Professor Corbridge recognised that the University is facing increased competition from universities around the world.
“You have to understand that there is enormous competition on the one hand; there is the rise of universities in Asia and elsewhere—so our recent drop in THE was mirrored by places like Exeter.
“In the THE league table, one of the issues for places like Durham going forward is that a lot of the mark is based on reputational surveys, not teaching and research.”
As a result Corbridge asserted the importance of improving the reputation of the University abroad. “What this tells me and what I think it should tell us is that Durham is incredibly well known, regarded, and loved in this country; we know because we’ve done some work ourselves in Europe, less so in the United States I believe. We don’t have the name recognition that we should outside this country.
“We have a lot of work to do in terms of internationalising the reputation of the University, when you look at what I would call hard metrics—employability, student citations—then we do very well, which is partially why we do better in the QS league tables.”
With the University’s fall in rankings and tuition fees expected to rise to £9,500, Corbridge was asked by one reader how Durham can ensure that it remains a competitive choice for prospective students.
The Vice-Chancellor commented: “In my view, we do offer very good value for money. You would expect me to say that, but for that fee. the quality of the education is very high.”
[blockquote author=”Professor Stuart Corbridge” pull=”normal”]In my view, we do offer very good value for money. You would expect me to say that, but for that fee, the quality of the education is very high.[/blockquote]
Corbridge added that, “more generally it’s a collegiate University, so I think we’re offering something through the college system, through Durham Students’ Union (most universities will have something like that), through Experience Durham, which adds extra value.”
Referring to future plans to develop the student experience, Professor Corbridge spoke enthusiastically of plans to expand the Durham Award—an award developed in partnership with employers and students to recognise the extra skills that Durham gives to students.
Currently around one hundred students participate in the Durham Award. However, Corbridge proposed that “we could scale that up so that on a voluntary basis; thousands of students would be interested in taking it, and we offer students something really useful for it.
“We can’t force people to [take the Award]. Well we could, but I don’t think we intend to force students to do the Durham Award, but if we offer something really good that they would value, that employers would value, that’s going to cost a bit of money, then we would show we’re offering good value for money to students.”

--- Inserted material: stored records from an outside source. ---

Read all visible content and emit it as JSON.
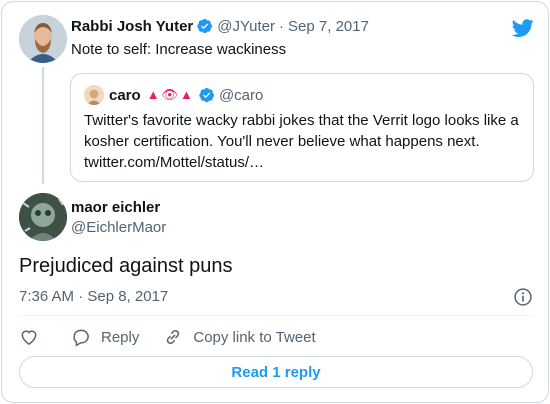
{
  "parent": {
    "name": "Rabbi Josh Yuter",
    "handle": "@JYuter",
    "separator": "·",
    "date": "Sep 7, 2017",
    "text": "Note to self: Increase wackiness"
  },
  "quote": {
    "name": "caro",
    "emoji": "▲👁▲",
    "handle": "@caro",
    "lines": [
      "Twitter's favorite wacky rabbi jokes that the Verrit logo looks like a",
      "kosher certification. You'll never believe what happens next.",
      "twitter.com/Mottel/status/…"
    ]
  },
  "reply": {
    "name": "maor eichler",
    "handle": "@EichlerMaor",
    "text": "Prejudiced against puns",
    "timestamp": "7:36 AM · Sep 8, 2017"
  },
  "actions": {
    "reply_label": "Reply",
    "copy_label": "Copy link to Tweet",
    "read_replies": "Read 1 reply"
  },
  "icons": {
    "verified": "verified-badge-icon",
    "logo": "twitter-bird-icon",
    "info": "info-icon",
    "like": "heart-icon",
    "reply": "comment-icon",
    "copy": "link-icon"
  },
  "colors": {
    "accent": "#1d9bf0",
    "text": "#0f1419",
    "secondary": "#536471",
    "border": "#cfd9de"
  }
}
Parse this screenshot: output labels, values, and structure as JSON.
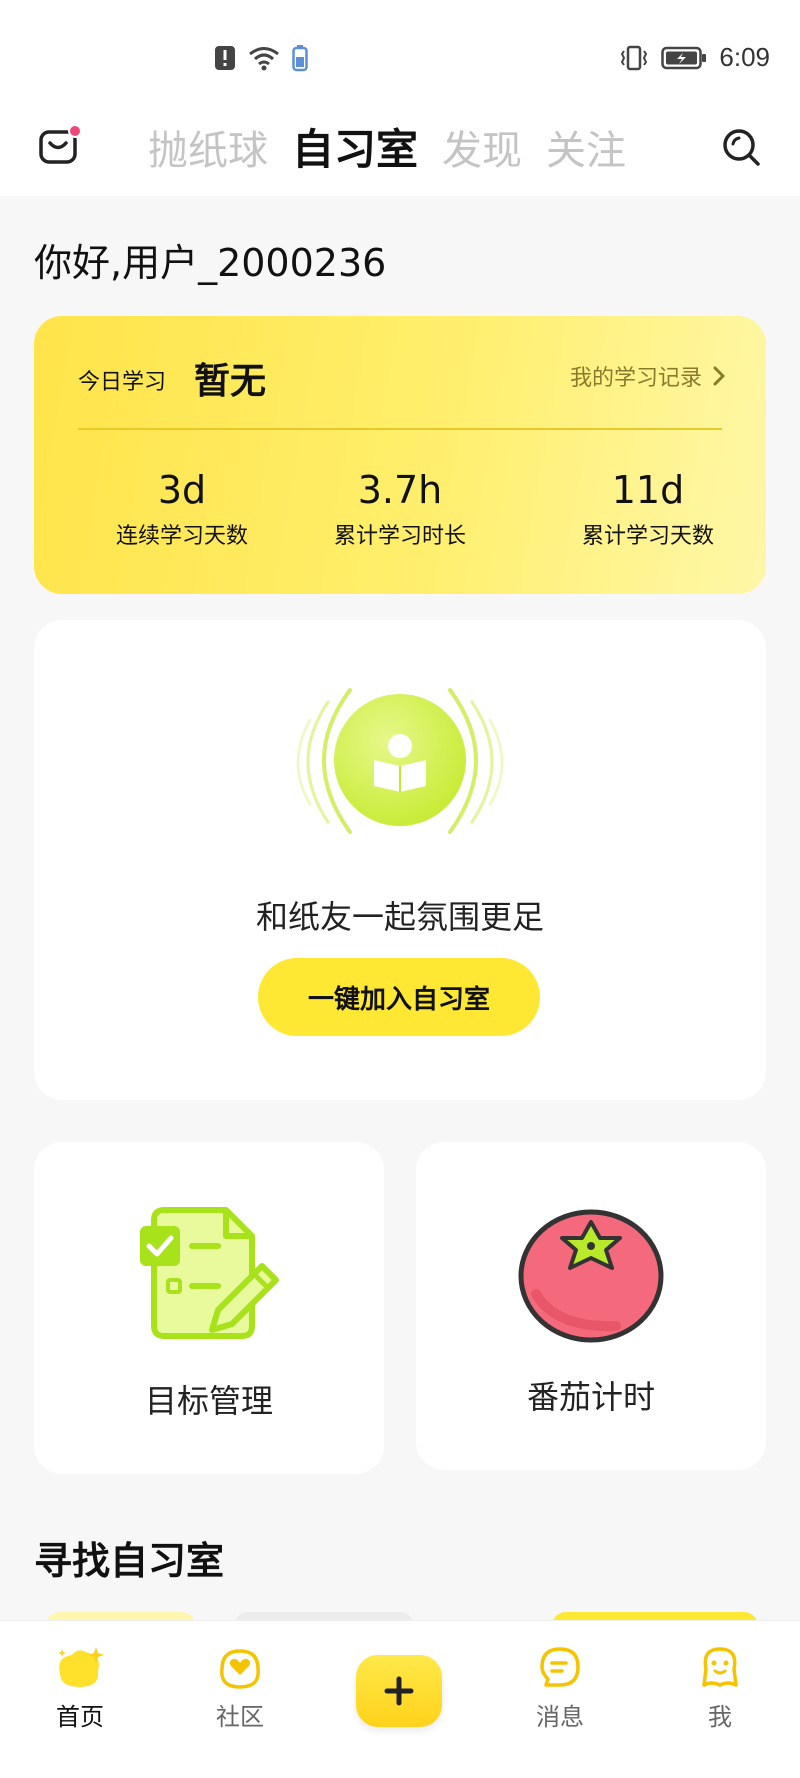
{
  "status_bar": {
    "time": "6:09"
  },
  "header": {
    "tabs": [
      {
        "label": "抛纸球",
        "active": false
      },
      {
        "label": "自习室",
        "active": true
      },
      {
        "label": "发现",
        "active": false
      },
      {
        "label": "关注",
        "active": false
      }
    ]
  },
  "greeting": "你好,用户_2000236",
  "stats": {
    "today_label": "今日学习",
    "today_value": "暂无",
    "record_link": "我的学习记录",
    "items": [
      {
        "value": "3d",
        "label": "连续学习天数"
      },
      {
        "value": "3.7h",
        "label": "累计学习时长"
      },
      {
        "value": "11d",
        "label": "累计学习天数"
      }
    ]
  },
  "join": {
    "text": "和纸友一起氛围更足",
    "button_label": "一键加入自习室"
  },
  "features": {
    "goal_label": "目标管理",
    "tomato_label": "番茄计时"
  },
  "find_title": "寻找自习室",
  "bottom_nav": {
    "home": "首页",
    "community": "社区",
    "messages": "消息",
    "me": "我"
  },
  "colors": {
    "accent_yellow": "#ffe834",
    "badge_pink": "#f0467a",
    "lime": "#c6ec2a",
    "tomato_red": "#f4697b"
  }
}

Responding to questions about the uncertainty of Brexit, Corbridge stressed the importance of consultation. “We’ve got a town hall for European students and international students next week and we’ve done two town halls with staff members. I can tell you what I would hope for: we want to go from 21% international students now to 29% in ten years time.
“By then of course EU students, as we understand it, will be classified as international, so they need to be added onto that figure. My firm hope is that the Government recognise that all universities, particularly top universities, need to attract students and staff from all over the world, so we’re campaigning hard to ensure that the new regime doesn’t close to well qualified students and staff,” Corbridge said.
“We’re working with local MPs on that, the University UK lobbies on that, the Russell Group lobbies on that. What will happen we don’t know; we will have to hope the government retains reasonably open borders, particularly for students. It would be better to take the students out of the migration totals, for which there is a lot of public support. I don’t think the public generally thinks students are permanent migrants.”